• [TASK DESCRIPTION]: The response must consist of all the entries, duplicated without alteration.

• [EXERCISE DATA]:
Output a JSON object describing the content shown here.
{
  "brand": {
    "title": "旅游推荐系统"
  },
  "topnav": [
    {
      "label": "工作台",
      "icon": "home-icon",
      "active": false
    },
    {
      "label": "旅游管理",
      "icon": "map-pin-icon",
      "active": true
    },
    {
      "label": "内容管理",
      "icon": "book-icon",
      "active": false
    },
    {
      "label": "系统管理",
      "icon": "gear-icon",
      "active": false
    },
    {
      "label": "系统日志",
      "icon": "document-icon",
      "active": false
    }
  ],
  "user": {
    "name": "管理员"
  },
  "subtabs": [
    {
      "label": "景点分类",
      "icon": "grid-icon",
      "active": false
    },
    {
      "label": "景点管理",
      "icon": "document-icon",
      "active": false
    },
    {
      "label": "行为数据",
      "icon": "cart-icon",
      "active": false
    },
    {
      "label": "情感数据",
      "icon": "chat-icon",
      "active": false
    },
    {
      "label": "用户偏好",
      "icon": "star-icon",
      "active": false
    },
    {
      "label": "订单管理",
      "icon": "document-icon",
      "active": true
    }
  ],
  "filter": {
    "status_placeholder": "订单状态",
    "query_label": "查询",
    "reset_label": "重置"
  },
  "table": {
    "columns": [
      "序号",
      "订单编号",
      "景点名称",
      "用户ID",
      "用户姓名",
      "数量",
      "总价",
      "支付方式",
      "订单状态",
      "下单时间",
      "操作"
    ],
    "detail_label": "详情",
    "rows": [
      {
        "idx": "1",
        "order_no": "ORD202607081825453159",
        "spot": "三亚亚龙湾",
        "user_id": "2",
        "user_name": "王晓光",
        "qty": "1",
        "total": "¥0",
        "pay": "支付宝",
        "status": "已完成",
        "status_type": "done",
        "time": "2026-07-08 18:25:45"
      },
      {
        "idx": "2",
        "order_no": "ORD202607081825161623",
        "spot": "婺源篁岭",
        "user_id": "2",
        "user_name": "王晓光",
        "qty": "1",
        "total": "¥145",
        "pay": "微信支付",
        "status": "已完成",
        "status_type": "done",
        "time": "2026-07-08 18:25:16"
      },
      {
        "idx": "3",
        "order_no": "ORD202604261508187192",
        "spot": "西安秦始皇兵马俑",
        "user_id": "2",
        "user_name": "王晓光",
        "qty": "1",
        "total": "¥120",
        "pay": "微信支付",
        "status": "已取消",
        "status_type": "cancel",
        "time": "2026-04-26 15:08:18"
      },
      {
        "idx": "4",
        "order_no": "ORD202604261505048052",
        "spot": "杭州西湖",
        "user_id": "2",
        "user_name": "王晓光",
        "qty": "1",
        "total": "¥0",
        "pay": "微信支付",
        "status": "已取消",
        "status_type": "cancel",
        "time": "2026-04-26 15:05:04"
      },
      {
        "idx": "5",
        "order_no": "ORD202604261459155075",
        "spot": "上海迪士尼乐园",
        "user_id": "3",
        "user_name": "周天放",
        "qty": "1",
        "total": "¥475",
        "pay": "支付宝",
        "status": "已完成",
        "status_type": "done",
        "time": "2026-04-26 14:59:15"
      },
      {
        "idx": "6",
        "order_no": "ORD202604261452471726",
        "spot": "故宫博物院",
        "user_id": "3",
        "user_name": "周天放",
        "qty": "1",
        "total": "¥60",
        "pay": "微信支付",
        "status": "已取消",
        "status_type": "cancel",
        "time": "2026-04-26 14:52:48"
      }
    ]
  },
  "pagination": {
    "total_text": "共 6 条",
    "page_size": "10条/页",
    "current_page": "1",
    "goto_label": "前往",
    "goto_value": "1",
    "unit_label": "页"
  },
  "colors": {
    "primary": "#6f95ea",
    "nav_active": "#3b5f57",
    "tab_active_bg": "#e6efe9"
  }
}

• [EXERCISE RESULT]:
Output a JSON object describing the content shown here.
{
  "brand": {
    "title": "旅游推荐系统"
  },
  "topnav": [
    {
      "label": "工作台",
      "icon": "home-icon",
      "active": false
    },
    {
      "label": "旅游管理",
      "icon": "map-pin-icon",
      "active": true
    },
    {
      "label": "内容管理",
      "icon": "book-icon",
      "active": false
    },
    {
      "label": "系统管理",
      "icon": "gear-icon",
      "active": false
    },
    {
      "label": "系统日志",
      "icon": "document-icon",
      "active": false
    }
  ],
  "user": {
    "name": "管理员"
  },
  "subtabs": [
    {
      "label": "景点分类",
      "icon": "grid-icon",
      "active": false
    },
    {
      "label": "景点管理",
      "icon": "document-icon",
      "active": false
    },
    {
      "label": "行为数据",
      "icon": "cart-icon",
      "active": false
    },
    {
      "label": "情感数据",
      "icon": "chat-icon",
      "active": false
    },
    {
      "label": "用户偏好",
      "icon": "star-icon",
      "active": false
    },
    {
      "label": "订单管理",
      "icon": "document-icon",
      "active": true
    }
  ],
  "filter": {
    "status_placeholder": "订单状态",
    "query_label": "查询",
    "reset_label": "重置"
  },
  "table": {
    "columns": [
      "序号",
      "订单编号",
      "景点名称",
      "用户ID",
      "用户姓名",
      "数量",
      "总价",
      "支付方式",
      "订单状态",
      "下单时间",
      "操作"
    ],
    "detail_label": "详情",
    "rows": [
      {
        "idx": "1",
        "order_no": "ORD202607081825453159",
        "spot": "三亚亚龙湾",
        "user_id": "2",
        "user_name": "王晓光",
        "qty": "1",
        "total": "¥0",
        "pay": "支付宝",
        "status": "已完成",
        "status_type": "done",
        "time": "2026-07-08 18:25:45"
      },
      {
        "idx": "2",
        "order_no": "ORD202607081825161623",
        "spot": "婺源篁岭",
        "user_id": "2",
        "user_name": "王晓光",
        "qty": "1",
        "total": "¥145",
        "pay": "微信支付",
        "status": "已完成",
        "status_type": "done",
        "time": "2026-07-08 18:25:16"
      },
      {
        "idx": "3",
        "order_no": "ORD202604261508187192",
        "spot": "西安秦始皇兵马俑",
        "user_id": "2",
        "user_name": "王晓光",
        "qty": "1",
        "total": "¥120",
        "pay": "微信支付",
        "status": "已取消",
        "status_type": "cancel",
        "time": "2026-04-26 15:08:18"
      },
      {
        "idx": "4",
        "order_no": "ORD202604261505048052",
        "spot": "杭州西湖",
        "user_id": "2",
        "user_name": "王晓光",
        "qty": "1",
        "total": "¥0",
        "pay": "微信支付",
        "status": "已取消",
        "status_type": "cancel",
        "time": "2026-04-26 15:05:04"
      },
      {
        "idx": "5",
        "order_no": "ORD202604261459155075",
        "spot": "上海迪士尼乐园",
        "user_id": "3",
        "user_name": "周天放",
        "qty": "1",
        "total": "¥475",
        "pay": "支付宝",
        "status": "已完成",
        "status_type": "done",
        "time": "2026-04-26 14:59:15"
      },
      {
        "idx": "6",
        "order_no": "ORD202604261452471726",
        "spot": "故宫博物院",
        "user_id": "3",
        "user_name": "周天放",
        "qty": "1",
        "total": "¥60",
        "pay": "微信支付",
        "status": "已取消",
        "status_type": "cancel",
        "time": "2026-04-26 14:52:48"
      }
    ]
  },
  "pagination": {
    "total_text": "共 6 条",
    "page_size": "10条/页",
    "current_page": "1",
    "goto_label": "前往",
    "goto_value": "1",
    "unit_label": "页"
  },
  "colors": {
    "primary": "#6f95ea",
    "nav_active": "#3b5f57",
    "tab_active_bg": "#e6efe9"
  }
}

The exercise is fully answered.